Action item =>
All entries must come back exactly as given, with no pictures in the copy.
####
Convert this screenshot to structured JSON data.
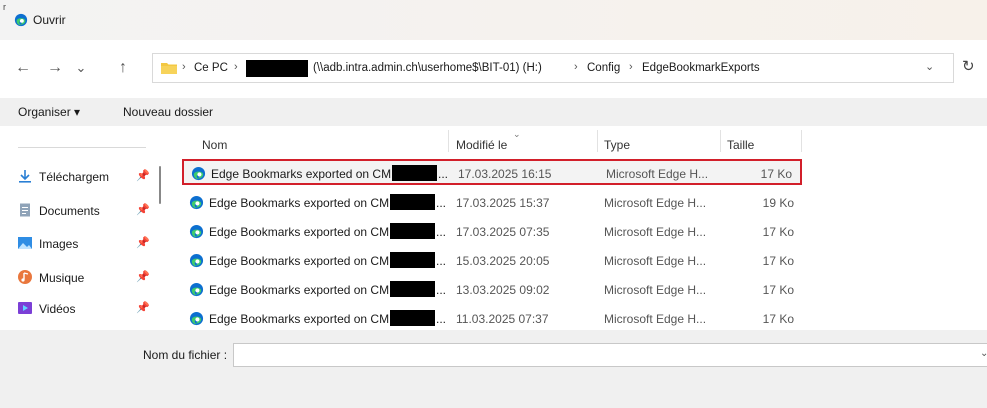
{
  "window": {
    "title": "Ouvrir",
    "corner_mark": "r"
  },
  "nav": {
    "back": "←",
    "forward": "→",
    "recent": "⌄",
    "up": "↑",
    "dropdown": "⌄",
    "refresh": "↻"
  },
  "address": {
    "crumbs": [
      "Ce PC",
      "(\\\\adb.intra.admin.ch\\userhome$\\BIT-01) (H:)",
      "Config",
      "EdgeBookmarkExports"
    ],
    "separator": "›"
  },
  "toolbar": {
    "organize": "Organiser ▾",
    "new_folder": "Nouveau dossier"
  },
  "sidebar": {
    "items": [
      {
        "label": "Téléchargem",
        "icon": "download-icon"
      },
      {
        "label": "Documents",
        "icon": "documents-icon"
      },
      {
        "label": "Images",
        "icon": "images-icon"
      },
      {
        "label": "Musique",
        "icon": "music-icon"
      },
      {
        "label": "Vidéos",
        "icon": "videos-icon"
      }
    ],
    "pin_glyph": "📌"
  },
  "columns": {
    "name": "Nom",
    "modified": "Modifié le",
    "type": "Type",
    "size": "Taille",
    "sort_caret": "⌄"
  },
  "files": [
    {
      "name": "Edge Bookmarks exported on CM",
      "ellipsis": "...",
      "date": "17.03.2025 16:15",
      "type": "Microsoft Edge H...",
      "size": "17 Ko",
      "selected": true
    },
    {
      "name": "Edge Bookmarks exported on CM",
      "ellipsis": "...",
      "date": "17.03.2025 15:37",
      "type": "Microsoft Edge H...",
      "size": "19 Ko"
    },
    {
      "name": "Edge Bookmarks exported on CM",
      "ellipsis": "...",
      "date": "17.03.2025 07:35",
      "type": "Microsoft Edge H...",
      "size": "17 Ko"
    },
    {
      "name": "Edge Bookmarks exported on CM",
      "ellipsis": "...",
      "date": "15.03.2025 20:05",
      "type": "Microsoft Edge H...",
      "size": "17 Ko"
    },
    {
      "name": "Edge Bookmarks exported on CM",
      "ellipsis": "...",
      "date": "13.03.2025 09:02",
      "type": "Microsoft Edge H...",
      "size": "17 Ko"
    },
    {
      "name": "Edge Bookmarks exported on CM",
      "ellipsis": "...",
      "date": "11.03.2025 07:37",
      "type": "Microsoft Edge H...",
      "size": "17 Ko"
    }
  ],
  "footer": {
    "filename_label": "Nom du fichier :",
    "filename_value": "",
    "dropdown": "⌄"
  },
  "colors": {
    "highlight_border": "#d21f2a",
    "edge_blue": "#0c6fd0",
    "edge_green": "#3ecb6c",
    "folder_yellow": "#f3c842"
  }
}
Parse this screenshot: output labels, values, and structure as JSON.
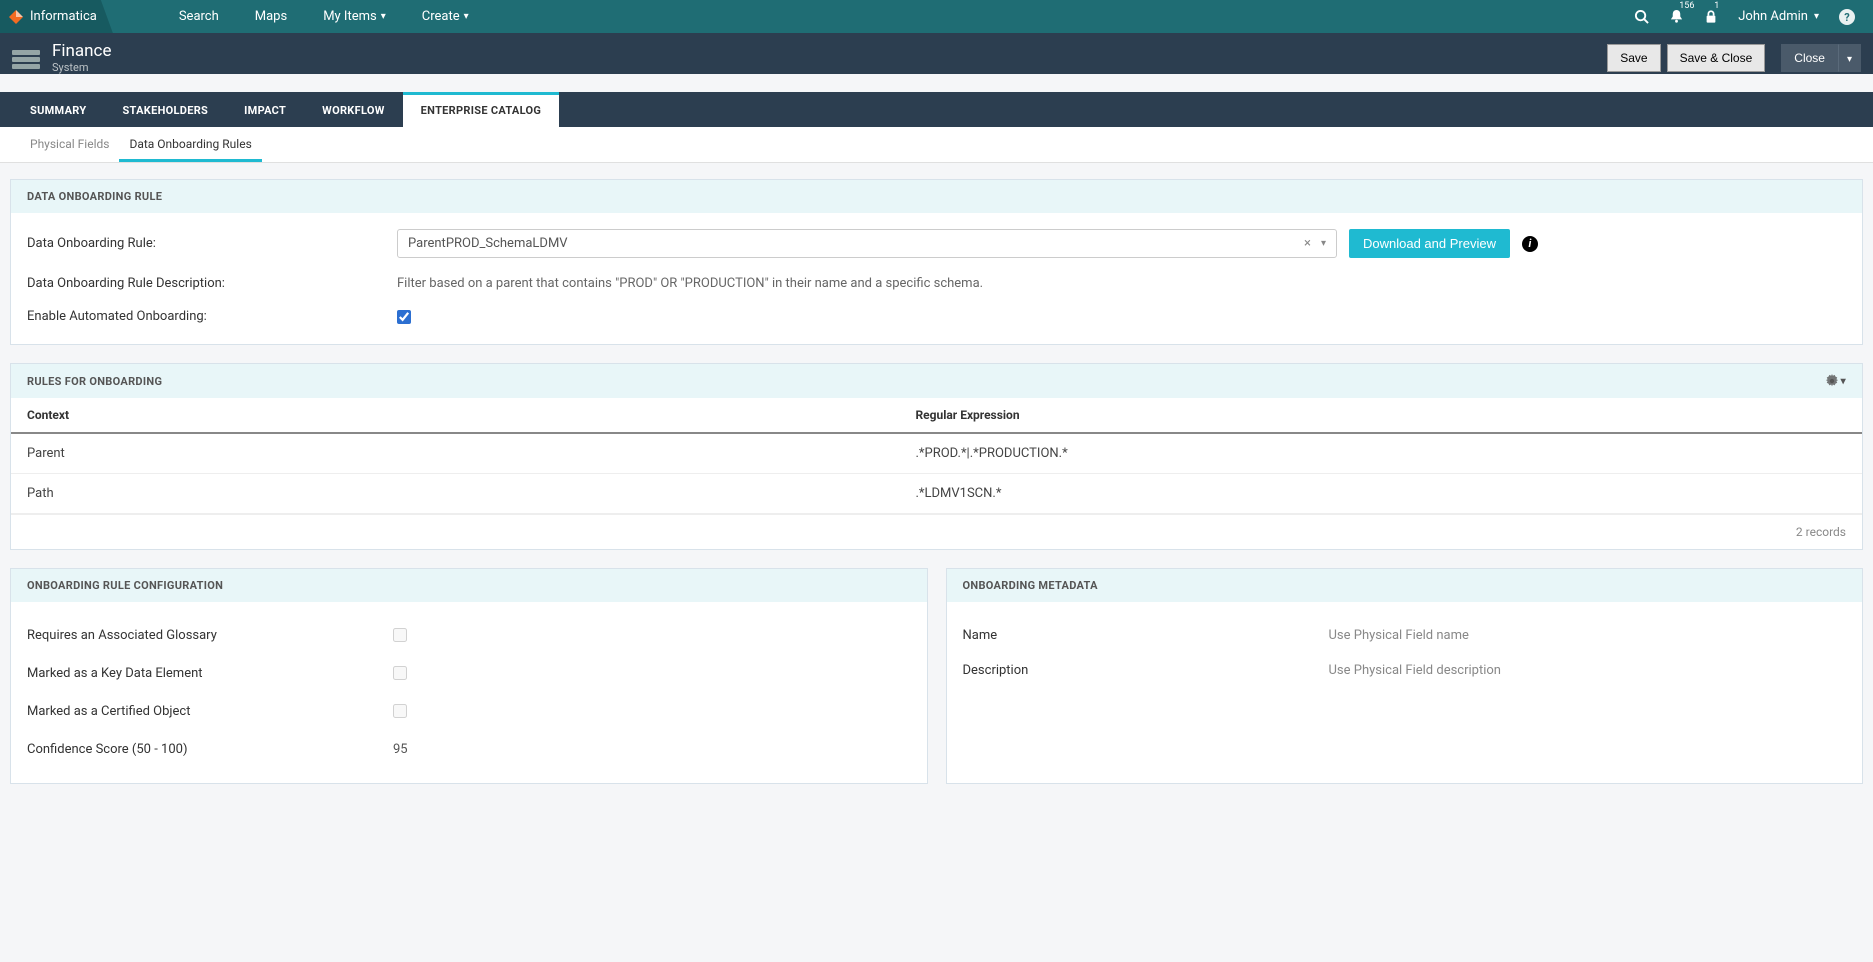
{
  "brand": "Informatica",
  "nav": {
    "search": "Search",
    "maps": "Maps",
    "myitems": "My Items",
    "create": "Create"
  },
  "topright": {
    "bell_count": "156",
    "lock_count": "1",
    "user": "John Admin"
  },
  "page": {
    "title": "Finance",
    "subtitle": "System"
  },
  "actions": {
    "save": "Save",
    "save_close": "Save & Close",
    "close": "Close"
  },
  "tabs": {
    "summary": "SUMMARY",
    "stakeholders": "STAKEHOLDERS",
    "impact": "IMPACT",
    "workflow": "WORKFLOW",
    "catalog": "ENTERPRISE CATALOG"
  },
  "subtabs": {
    "physical": "Physical Fields",
    "onboarding": "Data Onboarding Rules"
  },
  "rule_panel": {
    "header": "DATA ONBOARDING RULE",
    "rule_label": "Data Onboarding Rule:",
    "rule_value": "ParentPROD_SchemaLDMV",
    "desc_label": "Data Onboarding Rule Description:",
    "desc_value": "Filter based on a parent that contains \"PROD\" OR \"PRODUCTION\" in their name and a specific schema.",
    "enable_label": "Enable Automated Onboarding:",
    "download_btn": "Download and Preview"
  },
  "rules_table": {
    "header": "RULES FOR ONBOARDING",
    "col_context": "Context",
    "col_regex": "Regular Expression",
    "rows": [
      {
        "context": "Parent",
        "regex": ".*PROD.*|.*PRODUCTION.*"
      },
      {
        "context": "Path",
        "regex": ".*LDMV1SCN.*"
      }
    ],
    "footer": "2 records"
  },
  "config_panel": {
    "header": "ONBOARDING RULE CONFIGURATION",
    "rows": {
      "glossary": "Requires an Associated Glossary",
      "keydata": "Marked as a Key Data Element",
      "certified": "Marked as a Certified Object",
      "confidence_label": "Confidence Score (50 - 100)",
      "confidence_value": "95"
    }
  },
  "metadata_panel": {
    "header": "ONBOARDING METADATA",
    "name_label": "Name",
    "name_value": "Use Physical Field name",
    "desc_label": "Description",
    "desc_value": "Use Physical Field description"
  }
}
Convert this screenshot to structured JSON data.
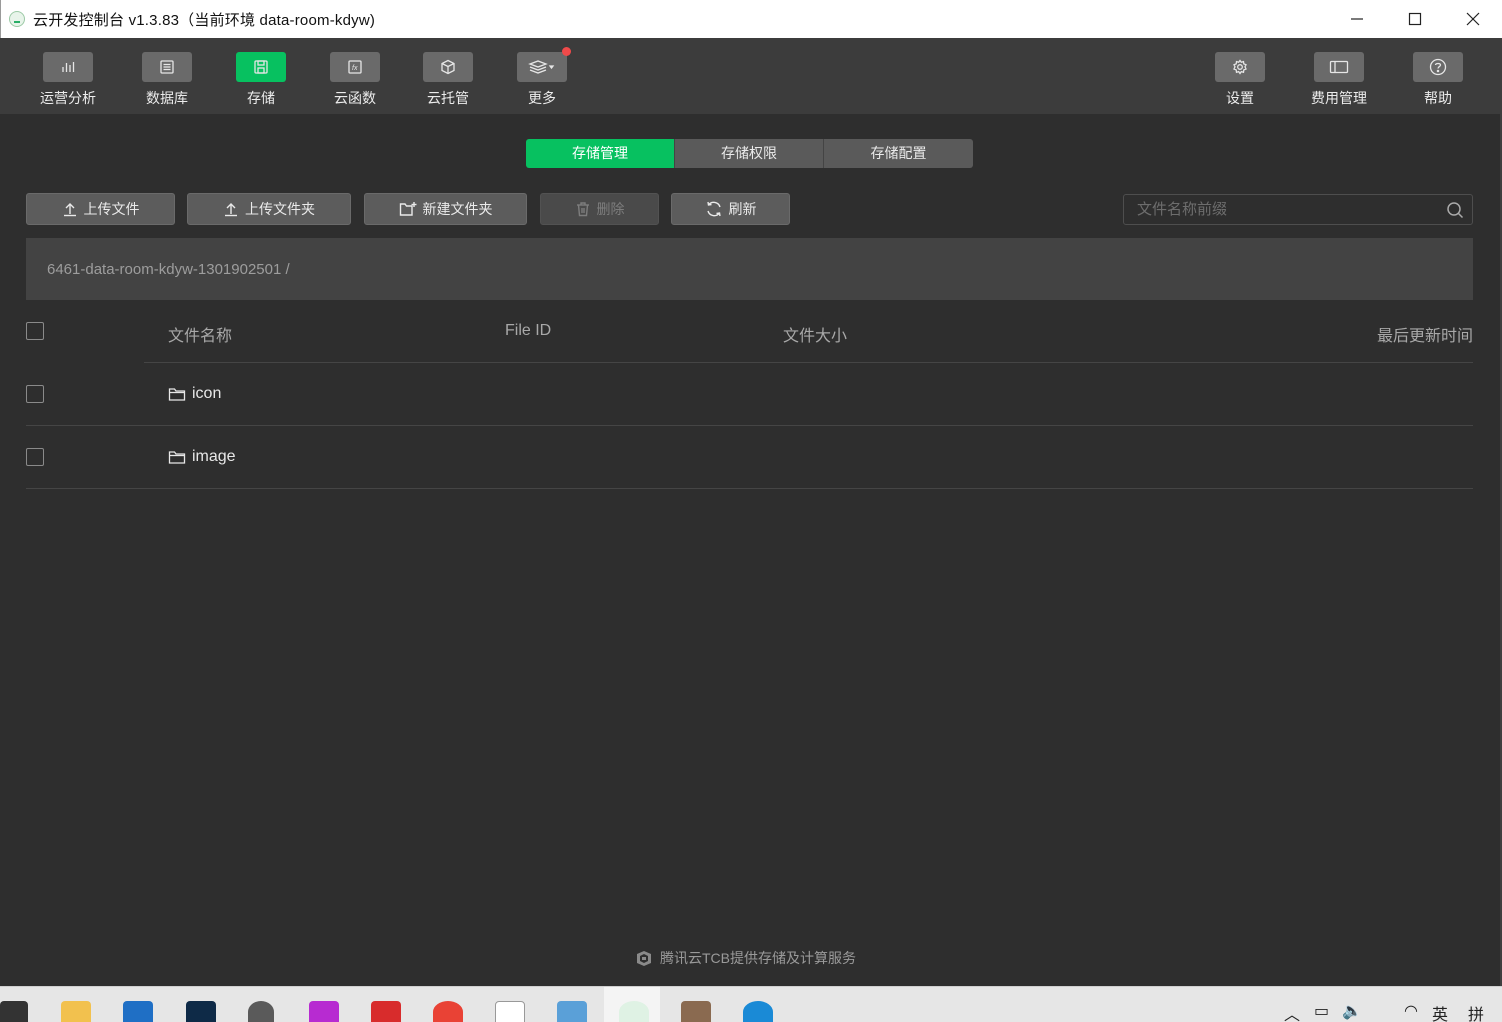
{
  "window": {
    "title": "云开发控制台 v1.3.83（当前环境 data-room-kdyw)",
    "minimize_label": "minimize",
    "maximize_label": "maximize",
    "close_label": "close"
  },
  "toolbar": {
    "left": [
      {
        "label": "运营分析",
        "icon": "bar-chart-icon"
      },
      {
        "label": "数据库",
        "icon": "database-icon"
      },
      {
        "label": "存储",
        "icon": "storage-icon",
        "active": true
      },
      {
        "label": "云函数",
        "icon": "function-icon"
      },
      {
        "label": "云托管",
        "icon": "cube-icon"
      },
      {
        "label": "更多",
        "icon": "layers-icon",
        "badge": "red-dot"
      }
    ],
    "right": [
      {
        "label": "设置",
        "icon": "gear-icon"
      },
      {
        "label": "费用管理",
        "icon": "billing-icon"
      },
      {
        "label": "帮助",
        "icon": "help-icon"
      }
    ]
  },
  "tabs": [
    {
      "label": "存储管理",
      "active": true
    },
    {
      "label": "存储权限",
      "active": false
    },
    {
      "label": "存储配置",
      "active": false
    }
  ],
  "actions": {
    "upload_file": "上传文件",
    "upload_folder": "上传文件夹",
    "new_folder": "新建文件夹",
    "delete": "删除",
    "refresh": "刷新"
  },
  "search": {
    "placeholder": "文件名称前缀",
    "value": ""
  },
  "path": "6461-data-room-kdyw-1301902501 /",
  "table": {
    "columns": [
      "文件名称",
      "File ID",
      "文件大小",
      "最后更新时间"
    ],
    "rows": [
      {
        "name": "icon",
        "type": "folder",
        "file_id": "",
        "size": "",
        "updated": ""
      },
      {
        "name": "image",
        "type": "folder",
        "file_id": "",
        "size": "",
        "updated": ""
      }
    ]
  },
  "footer": {
    "text": "腾讯云TCB提供存储及计算服务"
  },
  "colors": {
    "accent": "#07c160",
    "background": "#2e2e2e",
    "toolbar": "#3c3c3c",
    "badge": "#f04a4a"
  },
  "taskbar": {
    "tray_lang": "英",
    "tray_ime": "拼"
  }
}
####
Solution to the exercise =>
Convert this screenshot to structured JSON data.
{
  "window": {
    "title": "Ouvrir",
    "corner_mark": "r"
  },
  "nav": {
    "back": "←",
    "forward": "→",
    "recent": "⌄",
    "up": "↑",
    "dropdown": "⌄",
    "refresh": "↻"
  },
  "address": {
    "crumbs": [
      "Ce PC",
      "(\\\\adb.intra.admin.ch\\userhome$\\BIT-01) (H:)",
      "Config",
      "EdgeBookmarkExports"
    ],
    "separator": "›"
  },
  "toolbar": {
    "organize": "Organiser ▾",
    "new_folder": "Nouveau dossier"
  },
  "sidebar": {
    "items": [
      {
        "label": "Téléchargem",
        "icon": "download-icon"
      },
      {
        "label": "Documents",
        "icon": "documents-icon"
      },
      {
        "label": "Images",
        "icon": "images-icon"
      },
      {
        "label": "Musique",
        "icon": "music-icon"
      },
      {
        "label": "Vidéos",
        "icon": "videos-icon"
      }
    ],
    "pin_glyph": "📌"
  },
  "columns": {
    "name": "Nom",
    "modified": "Modifié le",
    "type": "Type",
    "size": "Taille",
    "sort_caret": "⌄"
  },
  "files": [
    {
      "name": "Edge Bookmarks exported on CM",
      "ellipsis": "...",
      "date": "17.03.2025 16:15",
      "type": "Microsoft Edge H...",
      "size": "17 Ko",
      "selected": true
    },
    {
      "name": "Edge Bookmarks exported on CM",
      "ellipsis": "...",
      "date": "17.03.2025 15:37",
      "type": "Microsoft Edge H...",
      "size": "19 Ko"
    },
    {
      "name": "Edge Bookmarks exported on CM",
      "ellipsis": "...",
      "date": "17.03.2025 07:35",
      "type": "Microsoft Edge H...",
      "size": "17 Ko"
    },
    {
      "name": "Edge Bookmarks exported on CM",
      "ellipsis": "...",
      "date": "15.03.2025 20:05",
      "type": "Microsoft Edge H...",
      "size": "17 Ko"
    },
    {
      "name": "Edge Bookmarks exported on CM",
      "ellipsis": "...",
      "date": "13.03.2025 09:02",
      "type": "Microsoft Edge H...",
      "size": "17 Ko"
    },
    {
      "name": "Edge Bookmarks exported on CM",
      "ellipsis": "...",
      "date": "11.03.2025 07:37",
      "type": "Microsoft Edge H...",
      "size": "17 Ko"
    }
  ],
  "footer": {
    "filename_label": "Nom du fichier :",
    "filename_value": "",
    "dropdown": "⌄"
  },
  "colors": {
    "highlight_border": "#d21f2a",
    "edge_blue": "#0c6fd0",
    "edge_green": "#3ecb6c",
    "folder_yellow": "#f3c842"
  }
}
Parse this screenshot: output labels, values, and structure as JSON.
{
  "brand": "Informatica",
  "nav": {
    "search": "Search",
    "maps": "Maps",
    "myitems": "My Items",
    "create": "Create"
  },
  "topright": {
    "bell_count": "156",
    "lock_count": "1",
    "user": "John Admin"
  },
  "page": {
    "title": "Finance",
    "subtitle": "System"
  },
  "actions": {
    "save": "Save",
    "save_close": "Save & Close",
    "close": "Close"
  },
  "tabs": {
    "summary": "SUMMARY",
    "stakeholders": "STAKEHOLDERS",
    "impact": "IMPACT",
    "workflow": "WORKFLOW",
    "catalog": "ENTERPRISE CATALOG"
  },
  "subtabs": {
    "physical": "Physical Fields",
    "onboarding": "Data Onboarding Rules"
  },
  "rule_panel": {
    "header": "DATA ONBOARDING RULE",
    "rule_label": "Data Onboarding Rule:",
    "rule_value": "ParentPROD_SchemaLDMV",
    "desc_label": "Data Onboarding Rule Description:",
    "desc_value": "Filter based on a parent that contains \"PROD\" OR \"PRODUCTION\" in their name and a specific schema.",
    "enable_label": "Enable Automated Onboarding:",
    "download_btn": "Download and Preview"
  },
  "rules_table": {
    "header": "RULES FOR ONBOARDING",
    "col_context": "Context",
    "col_regex": "Regular Expression",
    "rows": [
      {
        "context": "Parent",
        "regex": ".*PROD.*|.*PRODUCTION.*"
      },
      {
        "context": "Path",
        "regex": ".*LDMV1SCN.*"
      }
    ],
    "footer": "2 records"
  },
  "config_panel": {
    "header": "ONBOARDING RULE CONFIGURATION",
    "rows": {
      "glossary": "Requires an Associated Glossary",
      "keydata": "Marked as a Key Data Element",
      "certified": "Marked as a Certified Object",
      "confidence_label": "Confidence Score (50 - 100)",
      "confidence_value": "95"
    }
  },
  "metadata_panel": {
    "header": "ONBOARDING METADATA",
    "name_label": "Name",
    "name_value": "Use Physical Field name",
    "desc_label": "Description",
    "desc_value": "Use Physical Field description"
  }
}
Convert this screenshot to structured JSON data.
{
  "window": {
    "title": "云开发控制台 v1.3.83（当前环境 data-room-kdyw)",
    "minimize_label": "minimize",
    "maximize_label": "maximize",
    "close_label": "close"
  },
  "toolbar": {
    "left": [
      {
        "label": "运营分析",
        "icon": "bar-chart-icon"
      },
      {
        "label": "数据库",
        "icon": "database-icon"
      },
      {
        "label": "存储",
        "icon": "storage-icon",
        "active": true
      },
      {
        "label": "云函数",
        "icon": "function-icon"
      },
      {
        "label": "云托管",
        "icon": "cube-icon"
      },
      {
        "label": "更多",
        "icon": "layers-icon",
        "badge": "red-dot"
      }
    ],
    "right": [
      {
        "label": "设置",
        "icon": "gear-icon"
      },
      {
        "label": "费用管理",
        "icon": "billing-icon"
      },
      {
        "label": "帮助",
        "icon": "help-icon"
      }
    ]
  },
  "tabs": [
    {
      "label": "存储管理",
      "active": true
    },
    {
      "label": "存储权限",
      "active": false
    },
    {
      "label": "存储配置",
      "active": false
    }
  ],
  "actions": {
    "upload_file": "上传文件",
    "upload_folder": "上传文件夹",
    "new_folder": "新建文件夹",
    "delete": "删除",
    "refresh": "刷新"
  },
  "search": {
    "placeholder": "文件名称前缀",
    "value": ""
  },
  "path": "6461-data-room-kdyw-1301902501 /",
  "table": {
    "columns": [
      "文件名称",
      "File ID",
      "文件大小",
      "最后更新时间"
    ],
    "rows": [
      {
        "name": "icon",
        "type": "folder",
        "file_id": "",
        "size": "",
        "updated": ""
      },
      {
        "name": "image",
        "type": "folder",
        "file_id": "",
        "size": "",
        "updated": ""
      }
    ]
  },
  "footer": {
    "text": "腾讯云TCB提供存储及计算服务"
  },
  "colors": {
    "accent": "#07c160",
    "background": "#2e2e2e",
    "toolbar": "#3c3c3c",
    "badge": "#f04a4a"
  },
  "taskbar": {
    "tray_lang": "英",
    "tray_ime": "拼"
  }
}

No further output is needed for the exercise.